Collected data
·····

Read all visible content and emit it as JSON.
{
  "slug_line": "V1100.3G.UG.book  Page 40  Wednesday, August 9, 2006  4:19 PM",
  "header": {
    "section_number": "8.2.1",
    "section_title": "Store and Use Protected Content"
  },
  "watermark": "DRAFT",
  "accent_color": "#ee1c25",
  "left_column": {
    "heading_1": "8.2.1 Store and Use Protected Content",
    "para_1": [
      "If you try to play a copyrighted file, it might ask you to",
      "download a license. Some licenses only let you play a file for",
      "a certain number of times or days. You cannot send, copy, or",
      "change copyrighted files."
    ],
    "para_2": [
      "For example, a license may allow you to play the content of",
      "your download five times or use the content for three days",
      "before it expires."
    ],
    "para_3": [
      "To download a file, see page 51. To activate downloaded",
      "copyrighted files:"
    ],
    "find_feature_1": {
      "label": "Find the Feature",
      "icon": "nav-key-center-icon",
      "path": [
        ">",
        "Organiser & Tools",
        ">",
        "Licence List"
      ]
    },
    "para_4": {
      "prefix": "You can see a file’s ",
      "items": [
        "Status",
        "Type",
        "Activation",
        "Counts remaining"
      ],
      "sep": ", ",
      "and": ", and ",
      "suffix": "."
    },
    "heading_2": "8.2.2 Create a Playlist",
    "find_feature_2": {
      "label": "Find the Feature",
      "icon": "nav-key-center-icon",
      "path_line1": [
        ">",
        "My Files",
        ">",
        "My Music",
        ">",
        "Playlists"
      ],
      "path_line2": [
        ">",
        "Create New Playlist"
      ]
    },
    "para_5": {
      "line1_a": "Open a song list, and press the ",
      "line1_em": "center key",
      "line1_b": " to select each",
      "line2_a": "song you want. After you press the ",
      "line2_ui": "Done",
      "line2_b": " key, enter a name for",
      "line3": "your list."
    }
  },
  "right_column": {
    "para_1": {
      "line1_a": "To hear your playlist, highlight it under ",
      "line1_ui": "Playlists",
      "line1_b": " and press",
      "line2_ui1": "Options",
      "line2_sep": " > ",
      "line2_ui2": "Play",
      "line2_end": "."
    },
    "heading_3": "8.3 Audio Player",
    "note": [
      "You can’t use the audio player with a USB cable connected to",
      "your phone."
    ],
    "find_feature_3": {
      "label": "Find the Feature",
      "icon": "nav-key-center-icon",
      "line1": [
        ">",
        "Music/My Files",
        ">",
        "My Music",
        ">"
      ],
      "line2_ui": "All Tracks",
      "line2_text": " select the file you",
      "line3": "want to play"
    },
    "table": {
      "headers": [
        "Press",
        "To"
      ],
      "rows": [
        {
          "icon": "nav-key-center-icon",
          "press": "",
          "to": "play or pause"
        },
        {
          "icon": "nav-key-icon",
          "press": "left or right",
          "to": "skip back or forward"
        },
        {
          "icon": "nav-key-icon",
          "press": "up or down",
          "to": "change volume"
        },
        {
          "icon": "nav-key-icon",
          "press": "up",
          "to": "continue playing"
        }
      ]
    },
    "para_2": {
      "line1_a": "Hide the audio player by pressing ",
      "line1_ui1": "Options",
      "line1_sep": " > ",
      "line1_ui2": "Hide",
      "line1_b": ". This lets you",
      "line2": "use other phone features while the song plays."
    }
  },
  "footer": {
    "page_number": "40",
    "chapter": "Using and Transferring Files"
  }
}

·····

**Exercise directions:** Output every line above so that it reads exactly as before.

**Task result:**
Read all visible content and emit it as JSON.
{
  "slug_line": "V1100.3G.UG.book  Page 40  Wednesday, August 9, 2006  4:19 PM",
  "header": {
    "section_number": "8.2.1",
    "section_title": "Store and Use Protected Content"
  },
  "watermark": "DRAFT",
  "accent_color": "#ee1c25",
  "left_column": {
    "heading_1": "8.2.1 Store and Use Protected Content",
    "para_1": [
      "If you try to play a copyrighted file, it might ask you to",
      "download a license. Some licenses only let you play a file for",
      "a certain number of times or days. You cannot send, copy, or",
      "change copyrighted files."
    ],
    "para_2": [
      "For example, a license may allow you to play the content of",
      "your download five times or use the content for three days",
      "before it expires."
    ],
    "para_3": [
      "To download a file, see page 51. To activate downloaded",
      "copyrighted files:"
    ],
    "find_feature_1": {
      "label": "Find the Feature",
      "icon": "nav-key-center-icon",
      "path": [
        ">",
        "Organiser & Tools",
        ">",
        "Licence List"
      ]
    },
    "para_4": {
      "prefix": "You can see a file’s ",
      "items": [
        "Status",
        "Type",
        "Activation",
        "Counts remaining"
      ],
      "sep": ", ",
      "and": ", and ",
      "suffix": "."
    },
    "heading_2": "8.2.2 Create a Playlist",
    "find_feature_2": {
      "label": "Find the Feature",
      "icon": "nav-key-center-icon",
      "path_line1": [
        ">",
        "My Files",
        ">",
        "My Music",
        ">",
        "Playlists"
      ],
      "path_line2": [
        ">",
        "Create New Playlist"
      ]
    },
    "para_5": {
      "line1_a": "Open a song list, and press the ",
      "line1_em": "center key",
      "line1_b": " to select each",
      "line2_a": "song you want. After you press the ",
      "line2_ui": "Done",
      "line2_b": " key, enter a name for",
      "line3": "your list."
    }
  },
  "right_column": {
    "para_1": {
      "line1_a": "To hear your playlist, highlight it under ",
      "line1_ui": "Playlists",
      "line1_b": " and press",
      "line2_ui1": "Options",
      "line2_sep": " > ",
      "line2_ui2": "Play",
      "line2_end": "."
    },
    "heading_3": "8.3 Audio Player",
    "note": [
      "You can’t use the audio player with a USB cable connected to",
      "your phone."
    ],
    "find_feature_3": {
      "label": "Find the Feature",
      "icon": "nav-key-center-icon",
      "line1": [
        ">",
        "Music/My Files",
        ">",
        "My Music",
        ">"
      ],
      "line2_ui": "All Tracks",
      "line2_text": " select the file you",
      "line3": "want to play"
    },
    "table": {
      "headers": [
        "Press",
        "To"
      ],
      "rows": [
        {
          "icon": "nav-key-center-icon",
          "press": "",
          "to": "play or pause"
        },
        {
          "icon": "nav-key-icon",
          "press": "left or right",
          "to": "skip back or forward"
        },
        {
          "icon": "nav-key-icon",
          "press": "up or down",
          "to": "change volume"
        },
        {
          "icon": "nav-key-icon",
          "press": "up",
          "to": "continue playing"
        }
      ]
    },
    "para_2": {
      "line1_a": "Hide the audio player by pressing ",
      "line1_ui1": "Options",
      "line1_sep": " > ",
      "line1_ui2": "Hide",
      "line1_b": ". This lets you",
      "line2": "use other phone features while the song plays."
    }
  },
  "footer": {
    "page_number": "40",
    "chapter": "Using and Transferring Files"
  }
}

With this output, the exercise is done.